— EXERCISE DETAILS —
Please provide the entries below again, word for word.
+++ LISTED RECORDS
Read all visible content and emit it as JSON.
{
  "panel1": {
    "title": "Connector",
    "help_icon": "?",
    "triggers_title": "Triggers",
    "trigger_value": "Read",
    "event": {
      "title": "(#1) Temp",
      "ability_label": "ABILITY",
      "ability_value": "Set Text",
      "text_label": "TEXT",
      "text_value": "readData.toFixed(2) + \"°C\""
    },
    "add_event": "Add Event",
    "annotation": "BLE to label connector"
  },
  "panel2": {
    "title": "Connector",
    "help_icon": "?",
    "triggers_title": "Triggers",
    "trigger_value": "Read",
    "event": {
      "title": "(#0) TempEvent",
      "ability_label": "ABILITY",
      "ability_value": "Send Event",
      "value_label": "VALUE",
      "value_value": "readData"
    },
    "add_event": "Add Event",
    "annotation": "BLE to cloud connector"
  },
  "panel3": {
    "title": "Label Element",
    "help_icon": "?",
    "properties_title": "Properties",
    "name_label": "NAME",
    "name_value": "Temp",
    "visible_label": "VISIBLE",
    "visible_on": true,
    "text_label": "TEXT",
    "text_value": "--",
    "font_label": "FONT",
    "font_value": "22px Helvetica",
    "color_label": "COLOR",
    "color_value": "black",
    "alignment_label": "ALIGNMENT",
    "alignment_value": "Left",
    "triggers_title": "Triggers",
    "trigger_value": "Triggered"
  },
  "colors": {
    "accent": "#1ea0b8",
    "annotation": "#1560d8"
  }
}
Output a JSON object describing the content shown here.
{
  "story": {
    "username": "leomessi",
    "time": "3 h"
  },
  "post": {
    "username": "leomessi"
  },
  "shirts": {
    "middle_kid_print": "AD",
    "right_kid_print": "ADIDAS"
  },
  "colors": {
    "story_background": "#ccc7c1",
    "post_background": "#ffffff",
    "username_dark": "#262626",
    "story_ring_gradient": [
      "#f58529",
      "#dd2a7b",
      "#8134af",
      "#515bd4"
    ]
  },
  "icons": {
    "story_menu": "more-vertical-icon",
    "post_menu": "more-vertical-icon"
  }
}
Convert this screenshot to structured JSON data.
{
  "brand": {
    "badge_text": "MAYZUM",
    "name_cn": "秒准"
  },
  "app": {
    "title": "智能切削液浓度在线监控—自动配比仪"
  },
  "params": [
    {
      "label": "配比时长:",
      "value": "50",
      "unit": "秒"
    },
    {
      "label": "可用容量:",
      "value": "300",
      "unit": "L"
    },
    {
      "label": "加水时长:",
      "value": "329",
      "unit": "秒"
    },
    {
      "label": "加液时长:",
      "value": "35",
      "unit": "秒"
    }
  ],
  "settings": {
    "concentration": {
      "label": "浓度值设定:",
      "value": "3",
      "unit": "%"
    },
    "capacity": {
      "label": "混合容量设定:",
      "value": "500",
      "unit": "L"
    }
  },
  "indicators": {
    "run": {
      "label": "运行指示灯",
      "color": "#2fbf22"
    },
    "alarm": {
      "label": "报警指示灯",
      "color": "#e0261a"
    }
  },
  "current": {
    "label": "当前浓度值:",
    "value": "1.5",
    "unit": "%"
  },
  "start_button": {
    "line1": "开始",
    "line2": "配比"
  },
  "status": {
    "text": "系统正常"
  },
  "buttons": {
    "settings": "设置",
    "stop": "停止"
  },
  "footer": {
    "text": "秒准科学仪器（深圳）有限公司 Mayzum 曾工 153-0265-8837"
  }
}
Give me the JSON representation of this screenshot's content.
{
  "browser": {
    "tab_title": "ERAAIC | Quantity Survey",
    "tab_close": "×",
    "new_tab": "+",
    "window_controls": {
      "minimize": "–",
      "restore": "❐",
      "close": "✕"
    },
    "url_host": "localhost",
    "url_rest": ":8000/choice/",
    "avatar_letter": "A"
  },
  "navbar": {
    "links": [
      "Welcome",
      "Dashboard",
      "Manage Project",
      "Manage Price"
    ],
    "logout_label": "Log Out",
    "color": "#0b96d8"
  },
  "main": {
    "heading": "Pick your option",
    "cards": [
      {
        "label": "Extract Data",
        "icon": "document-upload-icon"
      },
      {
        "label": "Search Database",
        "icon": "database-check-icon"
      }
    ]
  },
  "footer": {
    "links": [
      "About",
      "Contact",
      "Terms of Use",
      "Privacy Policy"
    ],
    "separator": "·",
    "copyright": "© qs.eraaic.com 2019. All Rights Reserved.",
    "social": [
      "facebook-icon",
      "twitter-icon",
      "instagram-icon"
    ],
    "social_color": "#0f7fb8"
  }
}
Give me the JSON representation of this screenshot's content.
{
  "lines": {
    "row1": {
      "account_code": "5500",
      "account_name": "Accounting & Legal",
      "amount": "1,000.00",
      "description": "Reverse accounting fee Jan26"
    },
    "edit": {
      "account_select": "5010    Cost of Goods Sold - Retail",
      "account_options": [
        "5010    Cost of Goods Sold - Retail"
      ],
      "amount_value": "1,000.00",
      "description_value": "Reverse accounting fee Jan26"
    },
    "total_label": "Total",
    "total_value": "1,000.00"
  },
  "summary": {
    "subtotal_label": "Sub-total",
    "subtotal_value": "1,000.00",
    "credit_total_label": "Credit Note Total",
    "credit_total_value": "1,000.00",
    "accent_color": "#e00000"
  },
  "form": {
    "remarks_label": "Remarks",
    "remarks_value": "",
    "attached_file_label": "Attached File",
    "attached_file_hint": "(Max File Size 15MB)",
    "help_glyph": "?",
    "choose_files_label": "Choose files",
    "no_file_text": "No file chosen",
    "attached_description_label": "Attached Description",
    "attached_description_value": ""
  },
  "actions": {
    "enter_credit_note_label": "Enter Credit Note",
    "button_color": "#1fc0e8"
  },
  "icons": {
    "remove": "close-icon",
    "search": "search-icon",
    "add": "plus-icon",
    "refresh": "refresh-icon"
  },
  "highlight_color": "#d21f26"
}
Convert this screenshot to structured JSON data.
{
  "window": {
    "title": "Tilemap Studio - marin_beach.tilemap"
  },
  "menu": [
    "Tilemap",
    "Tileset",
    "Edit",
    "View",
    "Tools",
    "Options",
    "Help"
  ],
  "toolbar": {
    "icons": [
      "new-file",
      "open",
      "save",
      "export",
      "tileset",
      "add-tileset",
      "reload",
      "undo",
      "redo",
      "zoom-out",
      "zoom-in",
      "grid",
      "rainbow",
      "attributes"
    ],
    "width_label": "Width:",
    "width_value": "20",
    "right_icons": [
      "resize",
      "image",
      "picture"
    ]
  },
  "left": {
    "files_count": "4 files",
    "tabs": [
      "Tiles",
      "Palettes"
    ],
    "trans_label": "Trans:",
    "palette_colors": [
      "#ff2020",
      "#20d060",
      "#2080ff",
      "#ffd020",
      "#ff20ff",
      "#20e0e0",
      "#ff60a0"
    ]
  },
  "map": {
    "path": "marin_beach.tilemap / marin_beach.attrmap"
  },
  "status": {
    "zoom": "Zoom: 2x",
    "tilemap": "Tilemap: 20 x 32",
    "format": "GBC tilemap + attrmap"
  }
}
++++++
— ANSWER TO THIS PROBLEM —
Read all visible content and emit it as JSON.
{
  "panel1": {
    "title": "Connector",
    "help_icon": "?",
    "triggers_title": "Triggers",
    "trigger_value": "Read",
    "event": {
      "title": "(#1) Temp",
      "ability_label": "ABILITY",
      "ability_value": "Set Text",
      "text_label": "TEXT",
      "text_value": "readData.toFixed(2) + \"°C\""
    },
    "add_event": "Add Event",
    "annotation": "BLE to label connector"
  },
  "panel2": {
    "title": "Connector",
    "help_icon": "?",
    "triggers_title": "Triggers",
    "trigger_value": "Read",
    "event": {
      "title": "(#0) TempEvent",
      "ability_label": "ABILITY",
      "ability_value": "Send Event",
      "value_label": "VALUE",
      "value_value": "readData"
    },
    "add_event": "Add Event",
    "annotation": "BLE to cloud connector"
  },
  "panel3": {
    "title": "Label Element",
    "help_icon": "?",
    "properties_title": "Properties",
    "name_label": "NAME",
    "name_value": "Temp",
    "visible_label": "VISIBLE",
    "visible_on": true,
    "text_label": "TEXT",
    "text_value": "--",
    "font_label": "FONT",
    "font_value": "22px Helvetica",
    "color_label": "COLOR",
    "color_value": "black",
    "alignment_label": "ALIGNMENT",
    "alignment_value": "Left",
    "triggers_title": "Triggers",
    "trigger_value": "Triggered"
  },
  "colors": {
    "accent": "#1ea0b8",
    "annotation": "#1560d8"
  }
}
Output a JSON object describing the content shown here.
{
  "story": {
    "username": "leomessi",
    "time": "3 h"
  },
  "post": {
    "username": "leomessi"
  },
  "shirts": {
    "middle_kid_print": "AD",
    "right_kid_print": "ADIDAS"
  },
  "colors": {
    "story_background": "#ccc7c1",
    "post_background": "#ffffff",
    "username_dark": "#262626",
    "story_ring_gradient": [
      "#f58529",
      "#dd2a7b",
      "#8134af",
      "#515bd4"
    ]
  },
  "icons": {
    "story_menu": "more-vertical-icon",
    "post_menu": "more-vertical-icon"
  }
}
Convert this screenshot to structured JSON data.
{
  "brand": {
    "badge_text": "MAYZUM",
    "name_cn": "秒准"
  },
  "app": {
    "title": "智能切削液浓度在线监控—自动配比仪"
  },
  "params": [
    {
      "label": "配比时长:",
      "value": "50",
      "unit": "秒"
    },
    {
      "label": "可用容量:",
      "value": "300",
      "unit": "L"
    },
    {
      "label": "加水时长:",
      "value": "329",
      "unit": "秒"
    },
    {
      "label": "加液时长:",
      "value": "35",
      "unit": "秒"
    }
  ],
  "settings": {
    "concentration": {
      "label": "浓度值设定:",
      "value": "3",
      "unit": "%"
    },
    "capacity": {
      "label": "混合容量设定:",
      "value": "500",
      "unit": "L"
    }
  },
  "indicators": {
    "run": {
      "label": "运行指示灯",
      "color": "#2fbf22"
    },
    "alarm": {
      "label": "报警指示灯",
      "color": "#e0261a"
    }
  },
  "current": {
    "label": "当前浓度值:",
    "value": "1.5",
    "unit": "%"
  },
  "start_button": {
    "line1": "开始",
    "line2": "配比"
  },
  "status": {
    "text": "系统正常"
  },
  "buttons": {
    "settings": "设置",
    "stop": "停止"
  },
  "footer": {
    "text": "秒准科学仪器（深圳）有限公司 Mayzum 曾工 153-0265-8837"
  }
}
Give me the JSON representation of this screenshot's content.
{
  "browser": {
    "tab_title": "ERAAIC | Quantity Survey",
    "tab_close": "×",
    "new_tab": "+",
    "window_controls": {
      "minimize": "–",
      "restore": "❐",
      "close": "✕"
    },
    "url_host": "localhost",
    "url_rest": ":8000/choice/",
    "avatar_letter": "A"
  },
  "navbar": {
    "links": [
      "Welcome",
      "Dashboard",
      "Manage Project",
      "Manage Price"
    ],
    "logout_label": "Log Out",
    "color": "#0b96d8"
  },
  "main": {
    "heading": "Pick your option",
    "cards": [
      {
        "label": "Extract Data",
        "icon": "document-upload-icon"
      },
      {
        "label": "Search Database",
        "icon": "database-check-icon"
      }
    ]
  },
  "footer": {
    "links": [
      "About",
      "Contact",
      "Terms of Use",
      "Privacy Policy"
    ],
    "separator": "·",
    "copyright": "© qs.eraaic.com 2019. All Rights Reserved.",
    "social": [
      "facebook-icon",
      "twitter-icon",
      "instagram-icon"
    ],
    "social_color": "#0f7fb8"
  }
}
Give me the JSON representation of this screenshot's content.
{
  "lines": {
    "row1": {
      "account_code": "5500",
      "account_name": "Accounting & Legal",
      "amount": "1,000.00",
      "description": "Reverse accounting fee Jan26"
    },
    "edit": {
      "account_select": "5010    Cost of Goods Sold - Retail",
      "account_options": [
        "5010    Cost of Goods Sold - Retail"
      ],
      "amount_value": "1,000.00",
      "description_value": "Reverse accounting fee Jan26"
    },
    "total_label": "Total",
    "total_value": "1,000.00"
  },
  "summary": {
    "subtotal_label": "Sub-total",
    "subtotal_value": "1,000.00",
    "credit_total_label": "Credit Note Total",
    "credit_total_value": "1,000.00",
    "accent_color": "#e00000"
  },
  "form": {
    "remarks_label": "Remarks",
    "remarks_value": "",
    "attached_file_label": "Attached File",
    "attached_file_hint": "(Max File Size 15MB)",
    "help_glyph": "?",
    "choose_files_label": "Choose files",
    "no_file_text": "No file chosen",
    "attached_description_label": "Attached Description",
    "attached_description_value": ""
  },
  "actions": {
    "enter_credit_note_label": "Enter Credit Note",
    "button_color": "#1fc0e8"
  },
  "icons": {
    "remove": "close-icon",
    "search": "search-icon",
    "add": "plus-icon",
    "refresh": "refresh-icon"
  },
  "highlight_color": "#d21f26"
}
Convert this screenshot to structured JSON data.
{
  "window": {
    "title": "Tilemap Studio - marin_beach.tilemap"
  },
  "menu": [
    "Tilemap",
    "Tileset",
    "Edit",
    "View",
    "Tools",
    "Options",
    "Help"
  ],
  "toolbar": {
    "icons": [
      "new-file",
      "open",
      "save",
      "export",
      "tileset",
      "add-tileset",
      "reload",
      "undo",
      "redo",
      "zoom-out",
      "zoom-in",
      "grid",
      "rainbow",
      "attributes"
    ],
    "width_label": "Width:",
    "width_value": "20",
    "right_icons": [
      "resize",
      "image",
      "picture"
    ]
  },
  "left": {
    "files_count": "4 files",
    "tabs": [
      "Tiles",
      "Palettes"
    ],
    "trans_label": "Trans:",
    "palette_colors": [
      "#ff2020",
      "#20d060",
      "#2080ff",
      "#ffd020",
      "#ff20ff",
      "#20e0e0",
      "#ff60a0"
    ]
  },
  "map": {
    "path": "marin_beach.tilemap / marin_beach.attrmap"
  },
  "status": {
    "zoom": "Zoom: 2x",
    "tilemap": "Tilemap: 20 x 32",
    "format": "GBC tilemap + attrmap"
  }
}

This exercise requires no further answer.